Judith Skillman


Three Poems read by the author [mp3]


Flatiron

A woman with colorless hair
stands in a yard singed by summer.
Behind her the screen door, its broken hinge.
 
Her child’s dressed in a balloon suit.
In the kitchen a basket full of damp linens.
The flatiron blackens, takes on heat.
 
How far away the child, who knows nothing
of his mother but voice, crochet hook, wash basin…
It’s the iron has worn her down, hefting its weight to pillowcases,
 
wielding her triangle into corners of shirts vexed by stain. 
Who can arson the past when its articles remain—
salt and pepper shakers, thimbles, kittens, scones.
 
The woman regards us from a yard age has yellowed.
Her man, underground with his canary,
will return punctually as dirt for supper.
 
On the porch that caricature of child billowing like a parachute.
In her starched smile the story
of how he was wrenched from her by tongs. 








A Foreign Beer Garden



Wherever there were poor,
there were pelicans.
 
Laundry strung on lines in the rain.
I remember the scoop and swallow,
 
the smile of a widow and her daughter
setting tables in an outdoor restaurant.
 
Later the chairs stood on their front legs in a warm rain,
the tablecloths were folded, their flowerings
 
bizarre as the hot pepper envelope
in which sheets of cheese melted.
 
I remembered being poor and hot,
hearing my Mother mention stone soup.
 
At  night vivid imaginings.
Grasshoppers crossed my pillow, crickets sang
 
from embankments.
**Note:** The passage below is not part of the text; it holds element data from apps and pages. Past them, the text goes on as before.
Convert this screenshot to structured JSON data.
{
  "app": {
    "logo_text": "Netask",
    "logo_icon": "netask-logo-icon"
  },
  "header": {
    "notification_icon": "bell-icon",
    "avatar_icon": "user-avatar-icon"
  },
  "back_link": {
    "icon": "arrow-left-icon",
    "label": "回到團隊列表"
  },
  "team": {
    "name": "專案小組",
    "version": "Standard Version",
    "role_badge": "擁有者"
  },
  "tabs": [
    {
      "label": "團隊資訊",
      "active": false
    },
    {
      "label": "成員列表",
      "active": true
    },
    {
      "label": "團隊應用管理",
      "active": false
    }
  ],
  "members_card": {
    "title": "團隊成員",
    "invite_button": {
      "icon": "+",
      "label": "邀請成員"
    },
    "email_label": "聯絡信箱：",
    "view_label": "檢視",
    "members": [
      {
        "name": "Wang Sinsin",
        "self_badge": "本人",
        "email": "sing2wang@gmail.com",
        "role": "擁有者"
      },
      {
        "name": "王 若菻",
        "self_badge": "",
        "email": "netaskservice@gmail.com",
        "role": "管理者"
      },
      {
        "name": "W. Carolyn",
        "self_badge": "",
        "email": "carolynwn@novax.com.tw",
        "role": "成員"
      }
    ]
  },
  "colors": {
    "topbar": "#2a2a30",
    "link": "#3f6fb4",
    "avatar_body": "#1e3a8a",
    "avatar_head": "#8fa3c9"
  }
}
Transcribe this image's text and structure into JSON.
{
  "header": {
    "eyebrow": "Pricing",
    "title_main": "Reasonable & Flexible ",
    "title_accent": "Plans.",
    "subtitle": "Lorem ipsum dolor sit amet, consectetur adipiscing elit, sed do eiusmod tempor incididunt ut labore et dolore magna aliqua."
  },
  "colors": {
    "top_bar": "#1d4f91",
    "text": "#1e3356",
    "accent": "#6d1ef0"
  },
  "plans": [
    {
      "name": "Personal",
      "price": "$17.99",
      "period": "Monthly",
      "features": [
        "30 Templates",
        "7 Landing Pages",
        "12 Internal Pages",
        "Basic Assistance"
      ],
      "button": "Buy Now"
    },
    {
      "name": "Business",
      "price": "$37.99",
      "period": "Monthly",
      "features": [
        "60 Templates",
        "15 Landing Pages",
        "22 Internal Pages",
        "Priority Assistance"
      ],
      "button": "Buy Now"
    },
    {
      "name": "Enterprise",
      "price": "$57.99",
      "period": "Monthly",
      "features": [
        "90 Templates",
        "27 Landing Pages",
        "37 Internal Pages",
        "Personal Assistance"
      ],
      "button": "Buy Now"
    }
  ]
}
Don’t think the sea forgets
what it carries—a resemblance, a blank stare
 
and then, once more, the waiter with one eye
standing before our table, asking about drinks.






Picasso’s Toad



Two days into autumn
and the saws begin to saw,
the beds to moan with lovers
parked beneath quilts
as if under tea cozies.
 
Two days into fall and wood smoke
drifts through a window
stripped of its screen, tar
from a neighbor’s burn barrel 
coughs and settles.
 
How long has it been?
I wanted you.  Once
upon a time we foraged
hands and mouth beneath 
the brocade spread. 
 
Better not to state the obvious—
the seven-year itch come and gone
so many times my arms
sprout hives, my scalp’s on fire.
Seborrhea, the doctor said,
 
and wrote out a prescription
with an inkless pen
on his Blackberry.  Let it
begin with me, I think, a slogan,
but still…
 
All the way to the pharmacy
I carried the image—
a newsprint study
hung in a gallery
housed in a mall.
 
There was nothing loathsome 
about the creature
who hunched over hollow reeds
as if it had come
to taunt us with quicksand.
 
Who will dare to tell the truth
about the end of passion?
Which one of us state the obvious
about the ornate life—
its gaudy curlicues and frenzied paisleys.